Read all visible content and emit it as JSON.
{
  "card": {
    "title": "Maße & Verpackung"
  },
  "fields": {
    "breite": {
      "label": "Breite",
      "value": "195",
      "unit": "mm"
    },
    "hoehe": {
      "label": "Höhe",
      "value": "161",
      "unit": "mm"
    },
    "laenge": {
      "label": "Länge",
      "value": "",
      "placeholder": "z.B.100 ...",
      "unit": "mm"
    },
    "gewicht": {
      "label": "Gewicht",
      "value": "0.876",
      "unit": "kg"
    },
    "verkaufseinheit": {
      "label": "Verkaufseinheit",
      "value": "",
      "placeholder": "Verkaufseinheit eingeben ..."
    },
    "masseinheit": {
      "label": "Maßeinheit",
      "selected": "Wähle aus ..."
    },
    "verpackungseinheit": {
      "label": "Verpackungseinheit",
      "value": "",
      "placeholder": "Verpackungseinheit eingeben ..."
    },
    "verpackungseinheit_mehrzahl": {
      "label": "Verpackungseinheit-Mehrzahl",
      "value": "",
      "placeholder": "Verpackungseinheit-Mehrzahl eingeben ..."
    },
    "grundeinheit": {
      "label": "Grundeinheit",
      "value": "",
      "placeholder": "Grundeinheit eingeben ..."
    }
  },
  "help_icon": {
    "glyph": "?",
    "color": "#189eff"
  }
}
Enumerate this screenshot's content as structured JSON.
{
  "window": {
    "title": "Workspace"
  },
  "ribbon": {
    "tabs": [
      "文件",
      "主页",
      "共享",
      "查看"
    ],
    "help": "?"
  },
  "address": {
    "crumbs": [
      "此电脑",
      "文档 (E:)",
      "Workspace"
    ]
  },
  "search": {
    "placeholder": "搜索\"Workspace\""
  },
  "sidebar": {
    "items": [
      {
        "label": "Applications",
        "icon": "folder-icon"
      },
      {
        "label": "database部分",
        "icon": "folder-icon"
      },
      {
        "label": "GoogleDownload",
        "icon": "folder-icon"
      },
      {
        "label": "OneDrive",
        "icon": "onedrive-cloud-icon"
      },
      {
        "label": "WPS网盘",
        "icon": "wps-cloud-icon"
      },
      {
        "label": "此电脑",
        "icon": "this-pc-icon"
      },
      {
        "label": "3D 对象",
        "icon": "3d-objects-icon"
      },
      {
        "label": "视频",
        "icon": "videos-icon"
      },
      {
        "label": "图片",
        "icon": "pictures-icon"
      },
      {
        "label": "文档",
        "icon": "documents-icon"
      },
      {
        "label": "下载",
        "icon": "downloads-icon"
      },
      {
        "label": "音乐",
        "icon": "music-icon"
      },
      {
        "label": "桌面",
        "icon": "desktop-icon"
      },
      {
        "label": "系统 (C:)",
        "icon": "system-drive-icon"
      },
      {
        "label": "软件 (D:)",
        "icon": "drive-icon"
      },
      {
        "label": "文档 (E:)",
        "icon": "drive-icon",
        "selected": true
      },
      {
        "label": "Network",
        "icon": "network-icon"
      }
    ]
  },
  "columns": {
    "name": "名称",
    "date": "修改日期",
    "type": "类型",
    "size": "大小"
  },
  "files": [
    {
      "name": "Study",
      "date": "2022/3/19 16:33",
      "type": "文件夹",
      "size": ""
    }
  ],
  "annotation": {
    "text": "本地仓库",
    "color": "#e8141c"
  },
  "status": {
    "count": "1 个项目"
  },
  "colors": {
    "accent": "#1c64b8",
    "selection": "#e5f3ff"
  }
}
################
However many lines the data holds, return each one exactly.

Read all visible content and emit it as JSON.
{
  "card": {
    "title": "Maße & Verpackung"
  },
  "fields": {
    "breite": {
      "label": "Breite",
      "value": "195",
      "unit": "mm"
    },
    "hoehe": {
      "label": "Höhe",
      "value": "161",
      "unit": "mm"
    },
    "laenge": {
      "label": "Länge",
      "value": "",
      "placeholder": "z.B.100 ...",
      "unit": "mm"
    },
    "gewicht": {
      "label": "Gewicht",
      "value": "0.876",
      "unit": "kg"
    },
    "verkaufseinheit": {
      "label": "Verkaufseinheit",
      "value": "",
      "placeholder": "Verkaufseinheit eingeben ..."
    },
    "masseinheit": {
      "label": "Maßeinheit",
      "selected": "Wähle aus ..."
    },
    "verpackungseinheit": {
      "label": "Verpackungseinheit",
      "value": "",
      "placeholder": "Verpackungseinheit eingeben ..."
    },
    "verpackungseinheit_mehrzahl": {
      "label": "Verpackungseinheit-Mehrzahl",
      "value": "",
      "placeholder": "Verpackungseinheit-Mehrzahl eingeben ..."
    },
    "grundeinheit": {
      "label": "Grundeinheit",
      "value": "",
      "placeholder": "Grundeinheit eingeben ..."
    }
  },
  "help_icon": {
    "glyph": "?",
    "color": "#189eff"
  }
}
Enumerate this screenshot's content as structured JSON.
{
  "window": {
    "title": "Workspace"
  },
  "ribbon": {
    "tabs": [
      "文件",
      "主页",
      "共享",
      "查看"
    ],
    "help": "?"
  },
  "address": {
    "crumbs": [
      "此电脑",
      "文档 (E:)",
      "Workspace"
    ]
  },
  "search": {
    "placeholder": "搜索\"Workspace\""
  },
  "sidebar": {
    "items": [
      {
        "label": "Applications",
        "icon": "folder-icon"
      },
      {
        "label": "database部分",
        "icon": "folder-icon"
      },
      {
        "label": "GoogleDownload",
        "icon": "folder-icon"
      },
      {
        "label": "OneDrive",
        "icon": "onedrive-cloud-icon"
      },
      {
        "label": "WPS网盘",
        "icon": "wps-cloud-icon"
      },
      {
        "label": "此电脑",
        "icon": "this-pc-icon"
      },
      {
        "label": "3D 对象",
        "icon": "3d-objects-icon"
      },
      {
        "label": "视频",
        "icon": "videos-icon"
      },
      {
        "label": "图片",
        "icon": "pictures-icon"
      },
      {
        "label": "文档",
        "icon": "documents-icon"
      },
      {
        "label": "下载",
        "icon": "downloads-icon"
      },
      {
        "label": "音乐",
        "icon": "music-icon"
      },
      {
        "label": "桌面",
        "icon": "desktop-icon"
      },
      {
        "label": "系统 (C:)",
        "icon": "system-drive-icon"
      },
      {
        "label": "软件 (D:)",
        "icon": "drive-icon"
      },
      {
        "label": "文档 (E:)",
        "icon": "drive-icon",
        "selected": true
      },
      {
        "label": "Network",
        "icon": "network-icon"
      }
    ]
  },
  "columns": {
    "name": "名称",
    "date": "修改日期",
    "type": "类型",
    "size": "大小"
  },
  "files": [
    {
      "name": "Study",
      "date": "2022/3/19 16:33",
      "type": "文件夹",
      "size": ""
    }
  ],
  "annotation": {
    "text": "本地仓库",
    "color": "#e8141c"
  },
  "status": {
    "count": "1 个项目"
  },
  "colors": {
    "accent": "#1c64b8",
    "selection": "#e5f3ff"
  }
}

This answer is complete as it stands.